As a comparison, bankers have told GlobalCapital China previously that some enterprise bond issuers could wait up to two years for approval from the NDRC.
The Beijing Local Financial Supervision and Administration said on Monday it would provide support for US-listed Chinese companies that seek to return to the A-share or H-share markets, local media reported.
The regulator also said it will work with the China Securities Regulatory Commission to launch relevant policies to attract these firms back.
The People’s Bank of China has asked commercial banks to submit their online consumer loans data for the half-year periods ending December 2018, June 2019, December 2019 and June 2020, local media Caixin reported. The submissions should be made by the end of July.
Additionally, the central bank also told banks to submit separate data on loans provided through lending platforms developed by Ant Financial, the operator of online payment service Alipay.

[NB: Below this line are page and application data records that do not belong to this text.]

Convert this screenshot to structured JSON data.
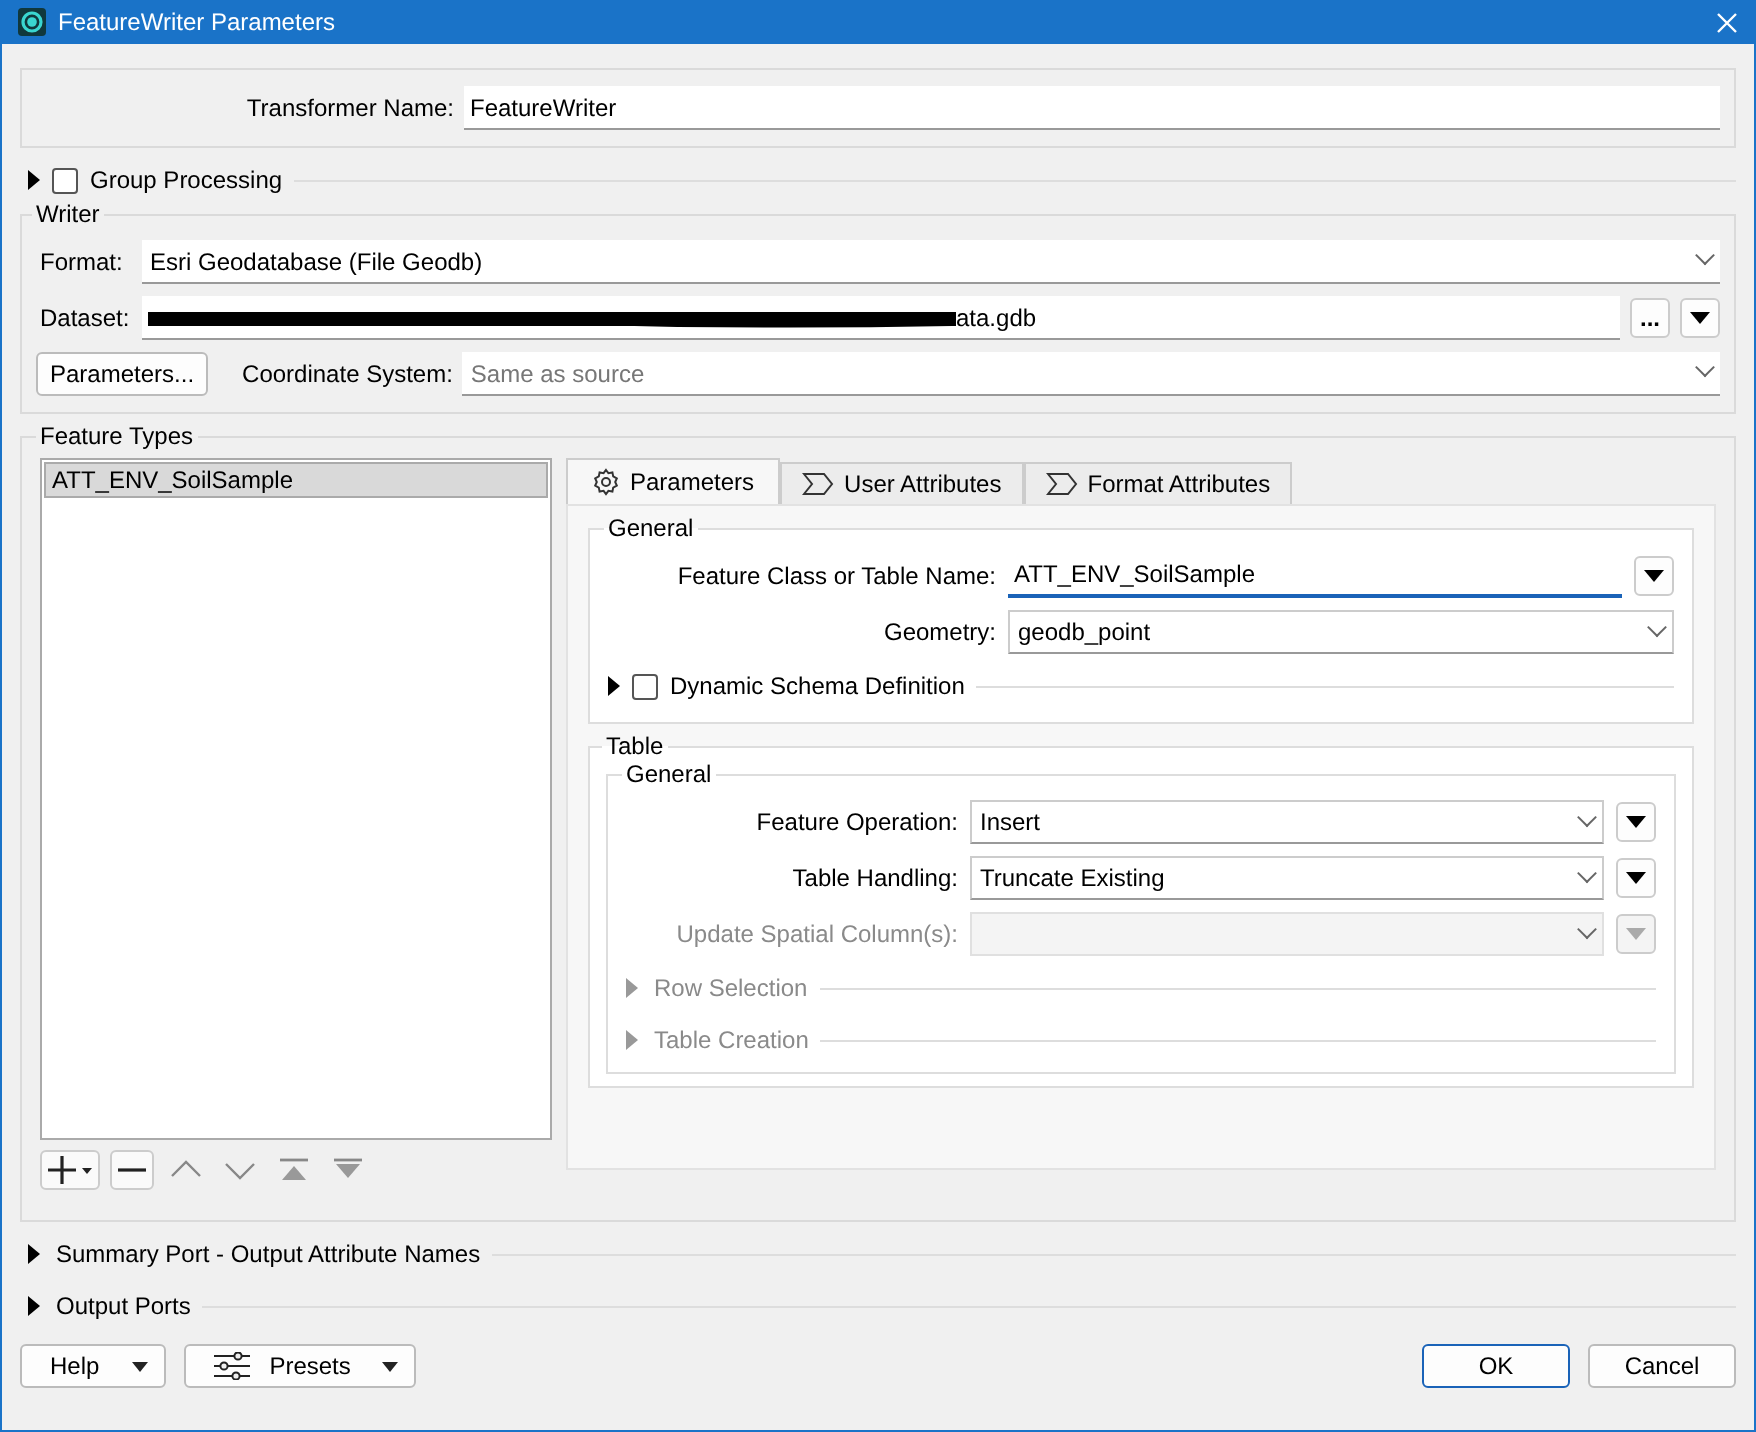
{
  "window": {
    "title": "FeatureWriter Parameters"
  },
  "transformer_name": {
    "label": "Transformer Name:",
    "value": "FeatureWriter"
  },
  "group_processing": {
    "label": "Group Processing",
    "expanded": false,
    "checked": false
  },
  "writer": {
    "title": "Writer",
    "format": {
      "label": "Format:",
      "value": "Esri Geodatabase (File Geodb)"
    },
    "dataset": {
      "label": "Dataset:",
      "value": "ata.gdb",
      "redacted": true,
      "browse_button": "..."
    },
    "parameters_button": "Parameters...",
    "coordinate_system": {
      "label": "Coordinate System:",
      "placeholder": "Same as source"
    }
  },
  "feature_types": {
    "title": "Feature Types",
    "items": [
      {
        "label": "ATT_ENV_SoilSample",
        "selected": true
      }
    ],
    "list_tools": [
      {
        "kind": "add",
        "disabled": false
      },
      {
        "kind": "remove",
        "disabled": false
      },
      {
        "kind": "up",
        "disabled": true
      },
      {
        "kind": "down",
        "disabled": true
      },
      {
        "kind": "top",
        "disabled": true
      },
      {
        "kind": "bottom",
        "disabled": true
      }
    ],
    "tabs": [
      {
        "label": "Parameters",
        "selected": true
      },
      {
        "label": "User Attributes",
        "selected": false
      },
      {
        "label": "Format Attributes",
        "selected": false
      }
    ],
    "general": {
      "title": "General",
      "fields": [
        {
          "kind": "text",
          "label": "Feature Class or Table Name:",
          "value": "ATT_ENV_SoilSample",
          "focused": true,
          "menu": true
        },
        {
          "kind": "select",
          "label": "Geometry:",
          "value": "geodb_point"
        }
      ],
      "sections": [
        {
          "label": "Dynamic Schema Definition",
          "checked": false,
          "expanded": false,
          "disabled": false
        }
      ]
    },
    "table": {
      "title": "Table",
      "general": {
        "title": "General",
        "fields": [
          {
            "kind": "select",
            "label": "Feature Operation:",
            "value": "Insert",
            "menu": true,
            "disabled": false
          },
          {
            "kind": "select",
            "label": "Table Handling:",
            "value": "Truncate Existing",
            "menu": true,
            "disabled": false
          },
          {
            "kind": "select",
            "label": "Update Spatial Column(s):",
            "menu": true,
            "disabled": true
          }
        ],
        "sections": [
          {
            "label": "Row Selection",
            "expanded": false,
            "disabled": true
          },
          {
            "label": "Table Creation",
            "expanded": false,
            "disabled": true
          }
        ]
      }
    }
  },
  "collapsed_sections": [
    {
      "label": "Summary Port - Output Attribute Names",
      "expanded": false
    },
    {
      "label": "Output Ports",
      "expanded": false
    }
  ],
  "buttons": [
    {
      "label": "Help",
      "kind": "menu"
    },
    {
      "label": "Presets",
      "kind": "presets"
    },
    {
      "label": "OK",
      "kind": "default"
    },
    {
      "label": "Cancel",
      "kind": "plain"
    }
  ]
}
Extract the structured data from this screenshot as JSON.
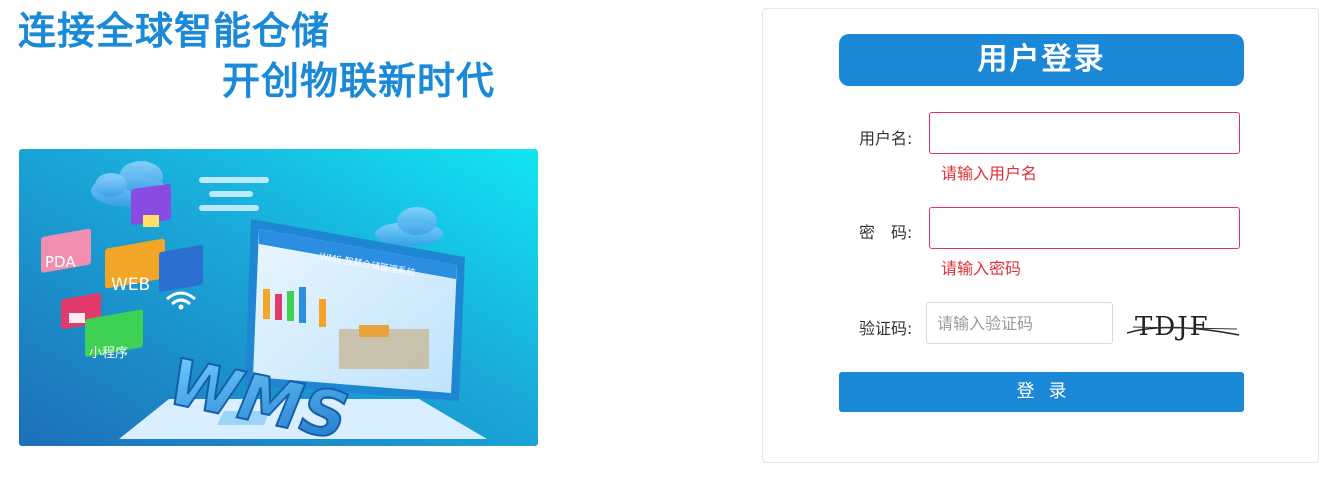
{
  "slogan": {
    "line1": "连接全球智能仓储",
    "line2": "开创物联新时代"
  },
  "hero": {
    "badge_pda": "PDA",
    "badge_web": "WEB",
    "badge_mini": "小程序",
    "laptop_logo": "WMS",
    "screen_title": "WMS 智慧仓储管理系统"
  },
  "login": {
    "title": "用户登录",
    "username_label": "用户名:",
    "username_value": "",
    "username_error": "请输入用户名",
    "password_label": "密　码:",
    "password_value": "",
    "password_error": "请输入密码",
    "captcha_label": "验证码:",
    "captcha_placeholder": "请输入验证码",
    "captcha_image_text": "TDJF",
    "submit_label": "登录"
  },
  "colors": {
    "accent": "#1a88d6",
    "error": "#e0303a",
    "error_border": "#e2336b"
  }
}
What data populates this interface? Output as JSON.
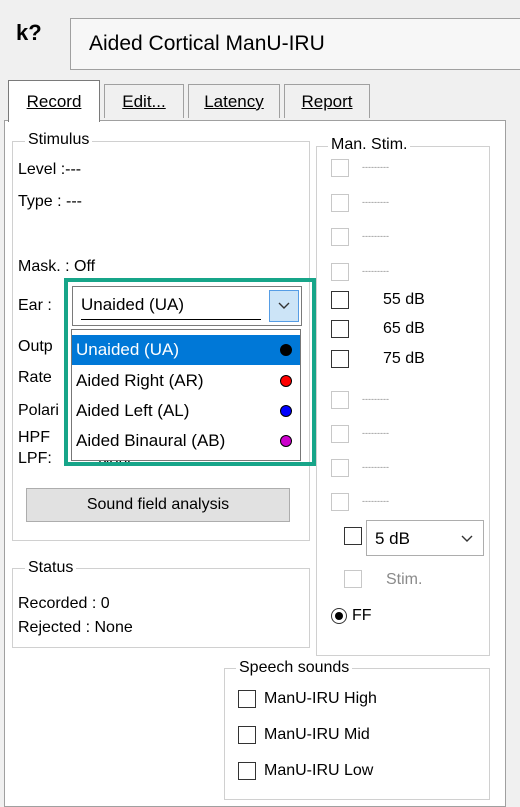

The Shanghai Stock Exchange published guidelines for the corporate bond exchange, encouraging issuers to actively manage their debt as well as improve their maturity profile and funding cost.